Well, of course, at that second, wouldn’t you know–the gate moved.

And it moved fast.  I ran faster, but it didn’t matter.  I missed it by mere seconds, and then it was closed, its magnetic lock holding tight.  I tried wedging myself between the edge of the gate and the next one over, and I tried going underneath, but my ribcage was too big for both tasks (more about my humongous ribcage later).  I had no choice but to make my way backwards down the street, looking for one of those friendly dog-walkers.  The street was deserted.  Finally, I found an older man working in his garage.

“Excuse me, sir.  I got locked in.  Can you please open the gate for me to get out?”

The man grunted at me, sighed, and started up his truck.  I took off again, running toward the gate, a good quarter-mile away.  He stopped at the gate and then started pressing buttons on the keypad.  “This doesn’t always work, he said when I reached him, breathing heavy.

Well, the little gate opened, and I dashed through, saying, “Thank you, thank you.  Happy Fourth of July!”

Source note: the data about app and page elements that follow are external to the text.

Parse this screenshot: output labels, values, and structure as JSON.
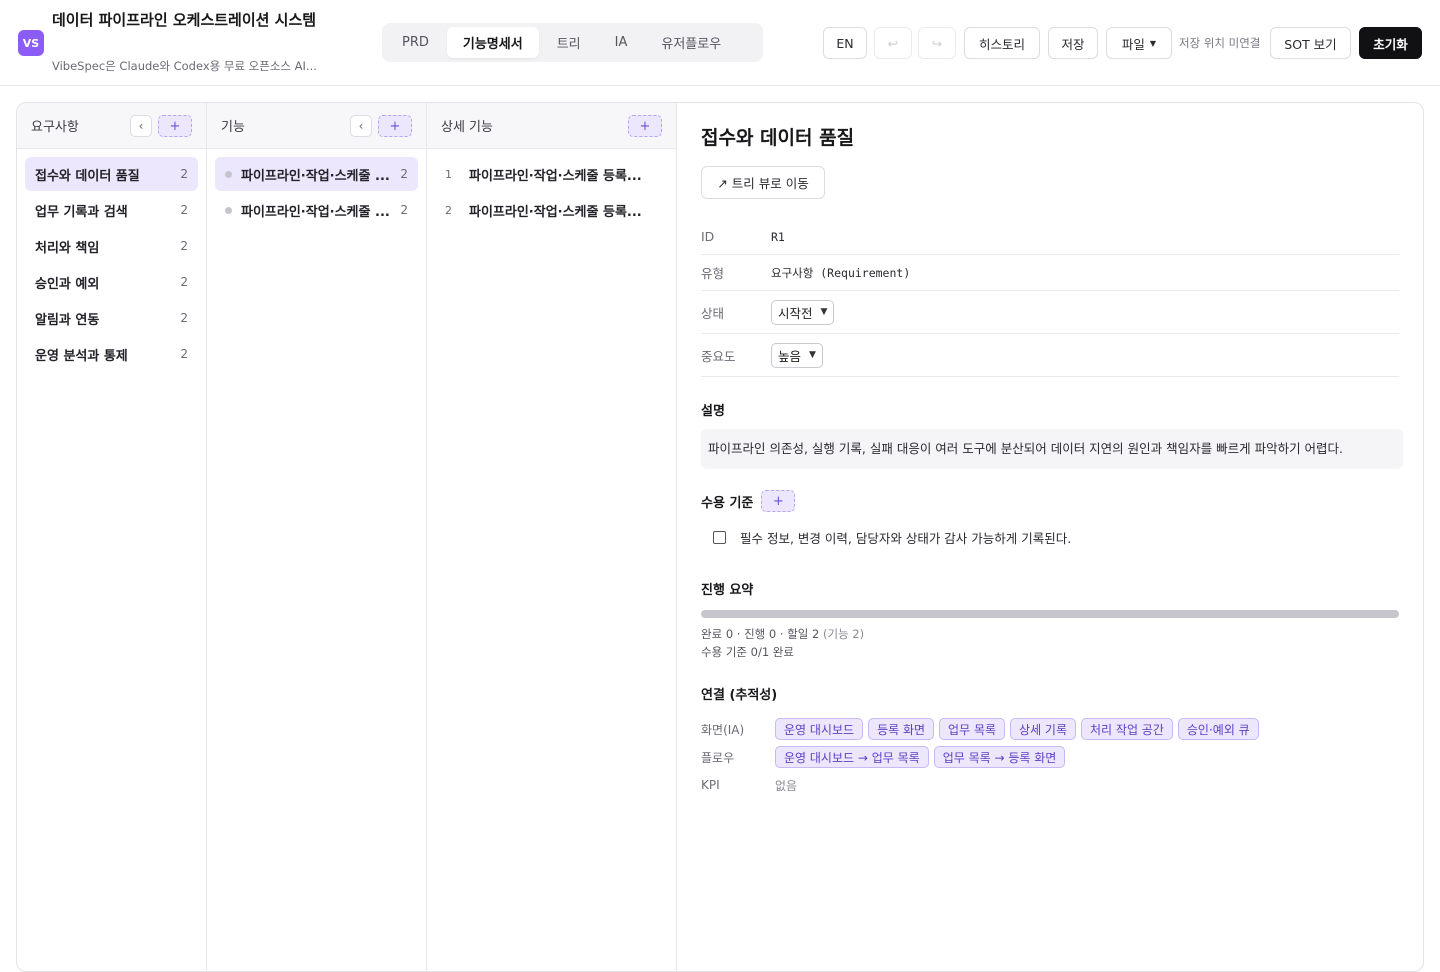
{
  "header": {
    "logo": "VS",
    "title": "데이터 파이프라인 오케스트레이션 시스템",
    "subtitle": "VibeSpec은 Claude와 Codex용 무료 오픈소스 AI...",
    "tabs": [
      "PRD",
      "기능명세서",
      "트리",
      "IA",
      "유저플로우"
    ],
    "active_tab": "기능명세서",
    "lang": "EN",
    "undo_icon": "undo-icon",
    "redo_icon": "redo-icon",
    "history": "히스토리",
    "save": "저장",
    "file": "파일",
    "save_location": "저장 위치 미연결",
    "sot": "SOT 보기",
    "reset": "초기화"
  },
  "columns": {
    "requirements": {
      "title": "요구사항",
      "collapse": "‹",
      "add": "+",
      "items": [
        {
          "label": "접수와 데이터 품질",
          "count": "2"
        },
        {
          "label": "업무 기록과 검색",
          "count": "2"
        },
        {
          "label": "처리와 책임",
          "count": "2"
        },
        {
          "label": "승인과 예외",
          "count": "2"
        },
        {
          "label": "알림과 연동",
          "count": "2"
        },
        {
          "label": "운영 분석과 통제",
          "count": "2"
        }
      ]
    },
    "features": {
      "title": "기능",
      "collapse": "‹",
      "add": "+",
      "items": [
        {
          "label": "파이프라인·작업·스케줄 ...",
          "count": "2"
        },
        {
          "label": "파이프라인·작업·스케줄 ...",
          "count": "2"
        }
      ]
    },
    "details": {
      "title": "상세 기능",
      "add": "+",
      "items": [
        {
          "num": "1",
          "label": "파이프라인·작업·스케줄 등록..."
        },
        {
          "num": "2",
          "label": "파이프라인·작업·스케줄 등록..."
        }
      ]
    }
  },
  "detail": {
    "title": "접수와 데이터 품질",
    "tree_button": "↗ 트리 뷰로 이동",
    "meta": {
      "id_label": "ID",
      "id_value": "R1",
      "type_label": "유형",
      "type_value": "요구사항 (Requirement)",
      "status_label": "상태",
      "status_value": "시작전",
      "priority_label": "중요도",
      "priority_value": "높음"
    },
    "description_title": "설명",
    "description": "파이프라인 의존성, 실행 기록, 실패 대응이 여러 도구에 분산되어 데이터 지연의 원인과 책임자를 빠르게 파악하기 어렵다.",
    "acceptance_title": "수용 기준",
    "acceptance_add": "+",
    "acceptance_items": [
      "필수 정보, 변경 이력, 담당자와 상태가 감사 가능하게 기록된다."
    ],
    "progress_title": "진행 요약",
    "progress_fraction": 0,
    "progress_line1": "완료 0 · 진행 0 · 할일 2",
    "progress_line1_muted": "(기능 2)",
    "progress_line2": "수용 기준 0/1 완료",
    "links_title": "연결 (추적성)",
    "links": {
      "ia_label": "화면(IA)",
      "ia": [
        "운영 대시보드",
        "등록 화면",
        "업무 목록",
        "상세 기록",
        "처리 작업 공간",
        "승인·예외 큐"
      ],
      "flow_label": "플로우",
      "flow": [
        "운영 대시보드 → 업무 목록",
        "업무 목록 → 등록 화면"
      ],
      "kpi_label": "KPI",
      "kpi": "없음"
    }
  }
}
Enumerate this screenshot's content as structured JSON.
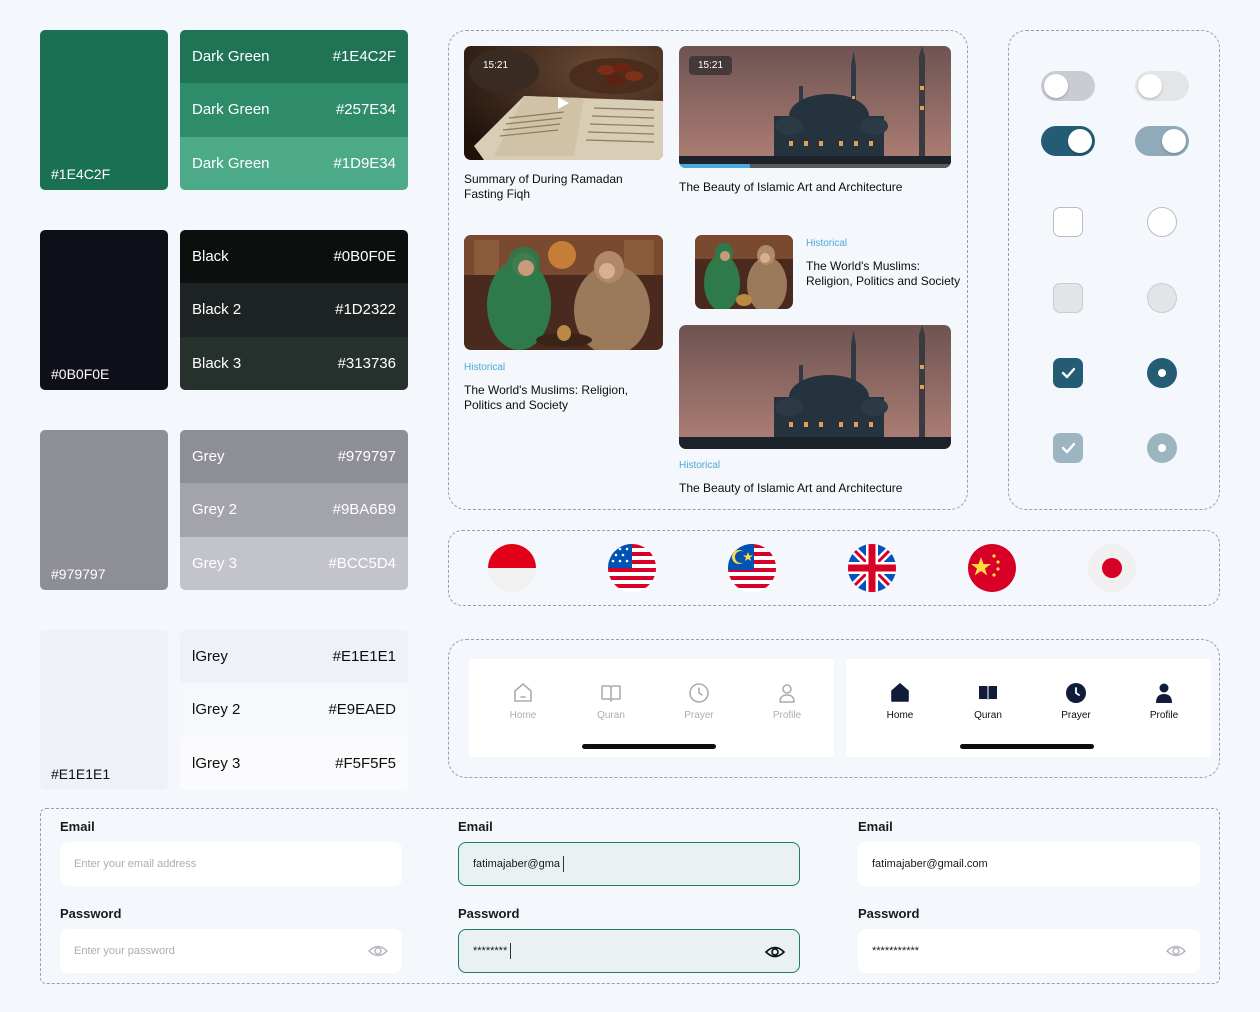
{
  "palette": {
    "green": {
      "main_hex": "#1E4C2F",
      "main_color": "#197052",
      "shades": [
        {
          "name": "Dark Green",
          "hex": "#1E4C2F",
          "color": "#1E7455"
        },
        {
          "name": "Dark Green",
          "hex": "#257E34",
          "color": "#2E8C6A"
        },
        {
          "name": "Dark Green",
          "hex": "#1D9E34",
          "color": "#4DAA88"
        }
      ]
    },
    "black": {
      "main_hex": "#0B0F0E",
      "main_color": "#0F0F1A",
      "shades": [
        {
          "name": "Black",
          "hex": "#0B0F0E",
          "color": "#0B0F0E"
        },
        {
          "name": "Black 2",
          "hex": "#1D2322",
          "color": "#1D2322"
        },
        {
          "name": "Black 3",
          "hex": "#313736",
          "color": "#26312E"
        }
      ]
    },
    "grey": {
      "main_hex": "#979797",
      "main_color": "#8E8E96",
      "shades": [
        {
          "name": "Grey",
          "hex": "#979797",
          "color": "#8E8E96"
        },
        {
          "name": "Grey 2",
          "hex": "#9BA6B9",
          "color": "#A3A3AB"
        },
        {
          "name": "Grey 3",
          "hex": "#BCC5D4",
          "color": "#C2C3CB"
        }
      ]
    },
    "lgrey": {
      "main_hex": "#E1E1E1",
      "main_color": "#EFF1F8",
      "shades": [
        {
          "name": "lGrey",
          "hex": "#E1E1E1",
          "color": "#EFF1F8"
        },
        {
          "name": "lGrey 2",
          "hex": "#E9EAED",
          "color": "#F7F8FB"
        },
        {
          "name": "lGrey 3",
          "hex": "#F5F5F5",
          "color": "#FBFBFD"
        }
      ]
    }
  },
  "videos": [
    {
      "time": "15:21",
      "title": "Summary of During Ramadan Fasting Fiqh"
    },
    {
      "time": "15:21",
      "title": "The Beauty of Islamic Art and Architecture",
      "progress": 0.26
    }
  ],
  "articles": [
    {
      "tag": "Historical",
      "title": "The World's Muslims: Religion, Politics and Society"
    },
    {
      "tag": "Historical",
      "title": "The World's Muslims: Religion, Politics and Society"
    },
    {
      "tag": "Historical",
      "title": "The Beauty of Islamic Art and Architecture"
    }
  ],
  "controls": {
    "toggles": [
      "off",
      "off-disabled",
      "on",
      "on-disabled"
    ],
    "checkbox_states": [
      "unchecked",
      "disabled",
      "checked",
      "checked-disabled"
    ],
    "radio_states": [
      "unchecked",
      "disabled",
      "checked",
      "checked-disabled"
    ],
    "accent_color": "#245B75"
  },
  "flags": [
    "indonesia-flag",
    "usa-flag",
    "malaysia-flag",
    "uk-flag",
    "china-flag",
    "japan-flag"
  ],
  "nav": {
    "inactive": [
      {
        "label": "Home",
        "icon": "home-outline-icon"
      },
      {
        "label": "Quran",
        "icon": "book-outline-icon"
      },
      {
        "label": "Prayer",
        "icon": "clock-outline-icon"
      },
      {
        "label": "Profile",
        "icon": "user-outline-icon"
      }
    ],
    "active": [
      {
        "label": "Home",
        "icon": "home-filled-icon"
      },
      {
        "label": "Quran",
        "icon": "book-filled-icon"
      },
      {
        "label": "Prayer",
        "icon": "clock-filled-icon"
      },
      {
        "label": "Profile",
        "icon": "user-filled-icon"
      }
    ]
  },
  "forms": [
    {
      "email_label": "Email",
      "email_placeholder": "Enter your email address",
      "email_value": "",
      "password_label": "Password",
      "password_placeholder": "Enter your password",
      "password_value": "",
      "state": "empty"
    },
    {
      "email_label": "Email",
      "email_placeholder": "",
      "email_value": "fatimajaber@gma",
      "password_label": "Password",
      "password_placeholder": "",
      "password_value": "********",
      "state": "focused"
    },
    {
      "email_label": "Email",
      "email_placeholder": "",
      "email_value": "fatimajaber@gmail.com",
      "password_label": "Password",
      "password_placeholder": "",
      "password_value": "***********",
      "state": "filled"
    }
  ]
}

He grunted in response, and the rain fell hard on my shoulders.   I would have loved to stop and rest, but I know Florida rain, and it was only going to get worse, so I ran all the way back home.  When I got there, I stood in the driveway, looking at all the shades of green, wiping my slimy face, and considering the slight  pain in my left knee.